Korean food is massively underrated in this country. My first taste of it was in Los Angeles, where there is a huge Korean community resulting in hundreds of restaurants located all over the city serving classic Korean food or Korean barbeque as its better known. Koreans are infamous for their barbequing of meat. In most Korean restaurants, each table will have a gas-fired grill smack bang in the middle of the table. Diners customarily order a selection of marinated meats and fish and actually grill the meat themselves at the table. Cool, no? Well, I can't seem to get enough of the stuff and my favourite Korean restaurant in London is Arang, who see my face regularly, along with all the friends I take with me.
Bulgogi is the national dish of Korea and literally means ‘Fire meat’. When I visited Seoul, the locals didn’t seem to understand my requests for Bulgogi, but I did get to try some other very tasty dishes. Bulgogi is thinly sliced meat (usually beef and sometimes pork) marinated in simple sauce made using just a few ingredients. Then after a few hours of marination, the meat is ready to be fired up on the barbecue and this is really where the flavours become smoky and sweet and make the classic Bulgogi. Spring onions are a standard addition, but when making this dish at home, I use a wok and add a little broccoli into the mix and serve it with a little rice. The perfect meal for any night of the week.
250g of lean steak, like sirloin or rump (I use Onglet which is cheap and delicious)

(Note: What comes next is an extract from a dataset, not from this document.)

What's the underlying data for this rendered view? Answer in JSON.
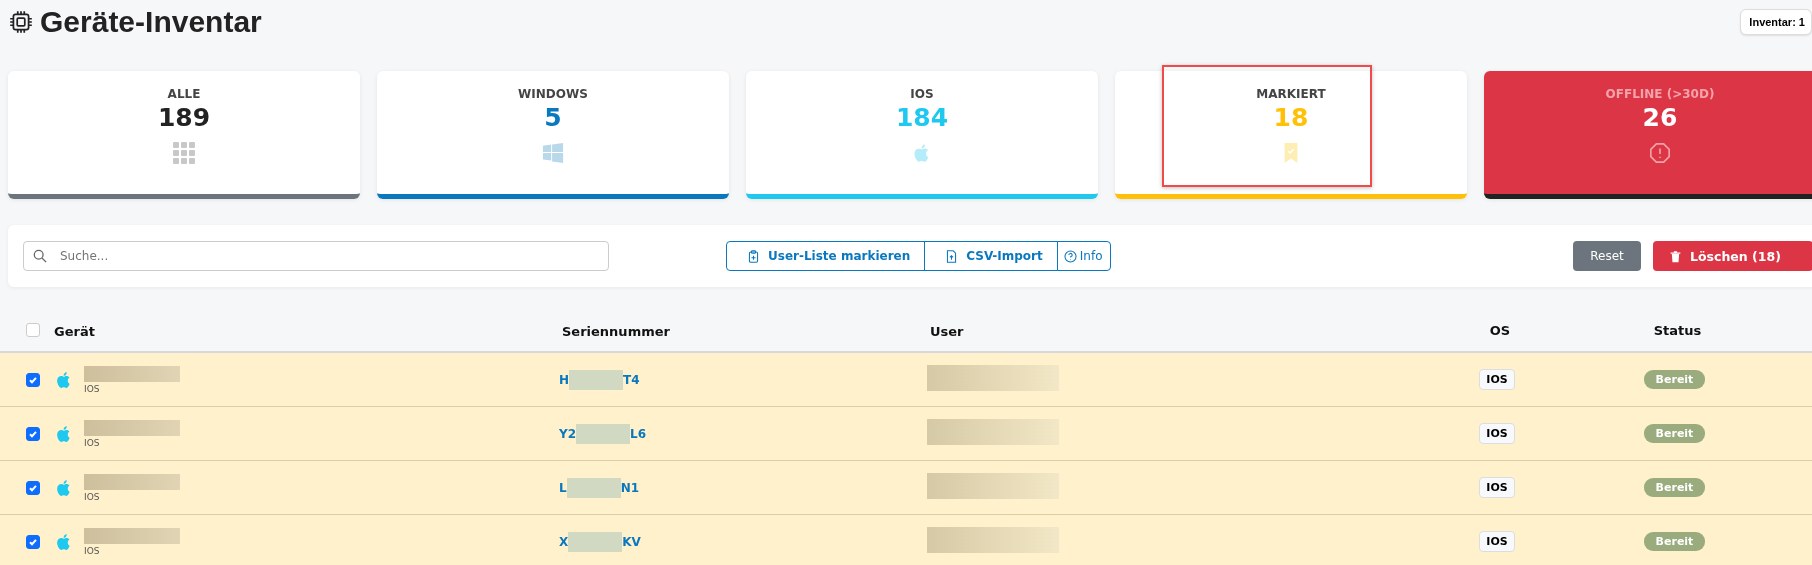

10 pieces of ‘tenderstem’ broccoli or 1 normal head of broccoli, chopped in chunks
Some oil for cooking
For the marinade
6 tablespoons of light soya sauce
2 tablespoons of toasted sesame oil
2 tablespoons of caster sugar
6 peeled garlic cloves thinly sliced
1 bunch of spring onions chopped into 1cm thick slices
You need to marinate your meat first of course and there is no reason that this cannot be done the night before, but a couple of hours will suffice. So first of all take your meat and thinly slice it into ½cm thick slices which are suitably bite-sized. Then place your meat into a large mixing bowl, add all your marinade ingredients and using your hands, mix the ingredient well for a couple of minutes, to ensure the sugar is virtually dissolved in the other ingredients and the beef gets an even coating of sauce, before covering it with cling film and placing in the fridge to marinate.
After a minimum of 2 hours, take the meat out of the fridge (about 30 minutes prior to cooking) and then using a wok or a deep pan, on the highest temperature possible, preheat your pan and when it is red hot, add a little oil and quickly fry your broccoli for 30 seconds. Then using a slotted spoon, scoop your beef, garlic and spring onions out of the marinade and fry them making sure you keep them constantly moving. At such high temperatures, you need to keep everything moving to prevent it sticking to the pain. After about 30/45 seconds, the meat should start to brown at the edges and cook through, which is when you should add some more of the marinade to the pan to make a sauce for your Bulgogi. Add as much of the marinade you like, just make sure you cook it through for 15-20 seconds and then you are ready to plate up and serve with a steaming hot portion of rice.